## Source information
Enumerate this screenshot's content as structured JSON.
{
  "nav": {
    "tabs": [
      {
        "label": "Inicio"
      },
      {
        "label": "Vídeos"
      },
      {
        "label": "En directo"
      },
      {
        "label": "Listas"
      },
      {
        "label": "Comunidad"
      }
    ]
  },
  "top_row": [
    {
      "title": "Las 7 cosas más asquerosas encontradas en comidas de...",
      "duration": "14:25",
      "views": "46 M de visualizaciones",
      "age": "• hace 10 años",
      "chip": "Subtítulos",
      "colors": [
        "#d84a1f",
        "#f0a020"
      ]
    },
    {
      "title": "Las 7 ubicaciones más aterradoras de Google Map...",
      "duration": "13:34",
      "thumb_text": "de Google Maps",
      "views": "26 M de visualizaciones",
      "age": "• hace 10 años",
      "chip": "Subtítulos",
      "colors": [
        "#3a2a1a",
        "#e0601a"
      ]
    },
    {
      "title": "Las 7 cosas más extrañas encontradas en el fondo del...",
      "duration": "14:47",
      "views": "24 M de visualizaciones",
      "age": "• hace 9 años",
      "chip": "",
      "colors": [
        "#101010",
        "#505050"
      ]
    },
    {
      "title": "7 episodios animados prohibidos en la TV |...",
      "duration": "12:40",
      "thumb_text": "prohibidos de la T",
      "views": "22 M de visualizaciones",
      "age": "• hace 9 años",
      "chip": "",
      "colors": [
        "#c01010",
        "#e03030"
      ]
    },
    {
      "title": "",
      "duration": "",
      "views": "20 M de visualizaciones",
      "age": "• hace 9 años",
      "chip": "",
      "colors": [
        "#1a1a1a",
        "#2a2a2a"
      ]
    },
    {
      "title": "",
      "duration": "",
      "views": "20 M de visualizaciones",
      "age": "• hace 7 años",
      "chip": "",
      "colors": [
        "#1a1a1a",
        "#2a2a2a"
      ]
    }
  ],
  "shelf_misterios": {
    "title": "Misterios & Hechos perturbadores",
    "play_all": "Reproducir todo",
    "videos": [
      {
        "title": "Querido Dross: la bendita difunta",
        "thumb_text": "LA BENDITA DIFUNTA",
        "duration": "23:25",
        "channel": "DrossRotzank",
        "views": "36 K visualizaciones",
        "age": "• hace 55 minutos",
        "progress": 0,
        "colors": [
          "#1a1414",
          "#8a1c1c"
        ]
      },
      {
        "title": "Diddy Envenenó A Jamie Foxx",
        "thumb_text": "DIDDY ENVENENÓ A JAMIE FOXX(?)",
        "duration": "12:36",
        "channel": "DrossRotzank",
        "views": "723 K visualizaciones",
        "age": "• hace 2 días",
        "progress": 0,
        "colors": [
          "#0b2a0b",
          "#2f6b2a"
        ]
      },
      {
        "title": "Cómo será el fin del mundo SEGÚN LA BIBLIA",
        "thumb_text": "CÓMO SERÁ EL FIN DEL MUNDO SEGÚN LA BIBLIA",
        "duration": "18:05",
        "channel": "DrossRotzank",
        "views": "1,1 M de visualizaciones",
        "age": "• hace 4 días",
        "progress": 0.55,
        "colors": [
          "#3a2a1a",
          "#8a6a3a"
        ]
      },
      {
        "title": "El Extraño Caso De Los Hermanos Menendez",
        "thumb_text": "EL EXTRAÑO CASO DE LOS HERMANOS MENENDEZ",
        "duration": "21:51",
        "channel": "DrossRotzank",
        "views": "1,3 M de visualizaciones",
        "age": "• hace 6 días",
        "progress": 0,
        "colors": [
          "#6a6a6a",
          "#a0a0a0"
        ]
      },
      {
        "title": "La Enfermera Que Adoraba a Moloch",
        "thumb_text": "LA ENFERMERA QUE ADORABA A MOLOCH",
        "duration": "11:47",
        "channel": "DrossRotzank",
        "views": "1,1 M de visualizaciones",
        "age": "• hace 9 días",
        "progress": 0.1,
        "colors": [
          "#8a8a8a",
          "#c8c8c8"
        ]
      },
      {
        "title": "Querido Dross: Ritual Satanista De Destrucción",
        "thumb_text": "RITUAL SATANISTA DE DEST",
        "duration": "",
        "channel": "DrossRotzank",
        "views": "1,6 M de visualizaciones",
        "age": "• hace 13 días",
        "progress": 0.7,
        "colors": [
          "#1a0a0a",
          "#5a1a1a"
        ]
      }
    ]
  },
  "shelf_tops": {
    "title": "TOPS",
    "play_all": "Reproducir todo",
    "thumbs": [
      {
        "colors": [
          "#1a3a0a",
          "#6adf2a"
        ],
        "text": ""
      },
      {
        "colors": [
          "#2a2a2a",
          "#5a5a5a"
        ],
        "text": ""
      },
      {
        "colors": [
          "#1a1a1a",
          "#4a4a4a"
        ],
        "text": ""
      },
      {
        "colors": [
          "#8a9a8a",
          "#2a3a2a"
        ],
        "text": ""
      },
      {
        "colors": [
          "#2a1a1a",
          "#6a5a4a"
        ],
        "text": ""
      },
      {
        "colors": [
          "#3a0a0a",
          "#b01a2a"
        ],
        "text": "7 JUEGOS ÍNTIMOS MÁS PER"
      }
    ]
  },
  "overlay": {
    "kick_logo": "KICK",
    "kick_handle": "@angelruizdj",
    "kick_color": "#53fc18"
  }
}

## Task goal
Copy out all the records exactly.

## Response for this exercise
Enumerate this screenshot's content as structured JSON.
{
  "nav": {
    "tabs": [
      {
        "label": "Inicio"
      },
      {
        "label": "Vídeos"
      },
      {
        "label": "En directo"
      },
      {
        "label": "Listas"
      },
      {
        "label": "Comunidad"
      }
    ]
  },
  "top_row": [
    {
      "title": "Las 7 cosas más asquerosas encontradas en comidas de...",
      "duration": "14:25",
      "views": "46 M de visualizaciones",
      "age": "• hace 10 años",
      "chip": "Subtítulos",
      "colors": [
        "#d84a1f",
        "#f0a020"
      ]
    },
    {
      "title": "Las 7 ubicaciones más aterradoras de Google Map...",
      "duration": "13:34",
      "thumb_text": "de Google Maps",
      "views": "26 M de visualizaciones",
      "age": "• hace 10 años",
      "chip": "Subtítulos",
      "colors": [
        "#3a2a1a",
        "#e0601a"
      ]
    },
    {
      "title": "Las 7 cosas más extrañas encontradas en el fondo del...",
      "duration": "14:47",
      "views": "24 M de visualizaciones",
      "age": "• hace 9 años",
      "chip": "",
      "colors": [
        "#101010",
        "#505050"
      ]
    },
    {
      "title": "7 episodios animados prohibidos en la TV |...",
      "duration": "12:40",
      "thumb_text": "prohibidos de la T",
      "views": "22 M de visualizaciones",
      "age": "• hace 9 años",
      "chip": "",
      "colors": [
        "#c01010",
        "#e03030"
      ]
    },
    {
      "title": "",
      "duration": "",
      "views": "20 M de visualizaciones",
      "age": "• hace 9 años",
      "chip": "",
      "colors": [
        "#1a1a1a",
        "#2a2a2a"
      ]
    },
    {
      "title": "",
      "duration": "",
      "views": "20 M de visualizaciones",
      "age": "• hace 7 años",
      "chip": "",
      "colors": [
        "#1a1a1a",
        "#2a2a2a"
      ]
    }
  ],
  "shelf_misterios": {
    "title": "Misterios & Hechos perturbadores",
    "play_all": "Reproducir todo",
    "videos": [
      {
        "title": "Querido Dross: la bendita difunta",
        "thumb_text": "LA BENDITA DIFUNTA",
        "duration": "23:25",
        "channel": "DrossRotzank",
        "views": "36 K visualizaciones",
        "age": "• hace 55 minutos",
        "progress": 0,
        "colors": [
          "#1a1414",
          "#8a1c1c"
        ]
      },
      {
        "title": "Diddy Envenenó A Jamie Foxx",
        "thumb_text": "DIDDY ENVENENÓ A JAMIE FOXX(?)",
        "duration": "12:36",
        "channel": "DrossRotzank",
        "views": "723 K visualizaciones",
        "age": "• hace 2 días",
        "progress": 0,
        "colors": [
          "#0b2a0b",
          "#2f6b2a"
        ]
      },
      {
        "title": "Cómo será el fin del mundo SEGÚN LA BIBLIA",
        "thumb_text": "CÓMO SERÁ EL FIN DEL MUNDO SEGÚN LA BIBLIA",
        "duration": "18:05",
        "channel": "DrossRotzank",
        "views": "1,1 M de visualizaciones",
        "age": "• hace 4 días",
        "progress": 0.55,
        "colors": [
          "#3a2a1a",
          "#8a6a3a"
        ]
      },
      {
        "title": "El Extraño Caso De Los Hermanos Menendez",
        "thumb_text": "EL EXTRAÑO CASO DE LOS HERMANOS MENENDEZ",
        "duration": "21:51",
        "channel": "DrossRotzank",
        "views": "1,3 M de visualizaciones",
        "age": "• hace 6 días",
        "progress": 0,
        "colors": [
          "#6a6a6a",
          "#a0a0a0"
        ]
      },
      {
        "title": "La Enfermera Que Adoraba a Moloch",
        "thumb_text": "LA ENFERMERA QUE ADORABA A MOLOCH",
        "duration": "11:47",
        "channel": "DrossRotzank",
        "views": "1,1 M de visualizaciones",
        "age": "• hace 9 días",
        "progress": 0.1,
        "colors": [
          "#8a8a8a",
          "#c8c8c8"
        ]
      },
      {
        "title": "Querido Dross: Ritual Satanista De Destrucción",
        "thumb_text": "RITUAL SATANISTA DE DEST",
        "duration": "",
        "channel": "DrossRotzank",
        "views": "1,6 M de visualizaciones",
        "age": "• hace 13 días",
        "progress": 0.7,
        "colors": [
          "#1a0a0a",
          "#5a1a1a"
        ]
      }
    ]
  },
  "shelf_tops": {
    "title": "TOPS",
    "play_all": "Reproducir todo",
    "thumbs": [
      {
        "colors": [
          "#1a3a0a",
          "#6adf2a"
        ],
        "text": ""
      },
      {
        "colors": [
          "#2a2a2a",
          "#5a5a5a"
        ],
        "text": ""
      },
      {
        "colors": [
          "#1a1a1a",
          "#4a4a4a"
        ],
        "text": ""
      },
      {
        "colors": [
          "#8a9a8a",
          "#2a3a2a"
        ],
        "text": ""
      },
      {
        "colors": [
          "#2a1a1a",
          "#6a5a4a"
        ],
        "text": ""
      },
      {
        "colors": [
          "#3a0a0a",
          "#b01a2a"
        ],
        "text": "7 JUEGOS ÍNTIMOS MÁS PER"
      }
    ]
  },
  "overlay": {
    "kick_logo": "KICK",
    "kick_handle": "@angelruizdj",
    "kick_color": "#53fc18"
  }
}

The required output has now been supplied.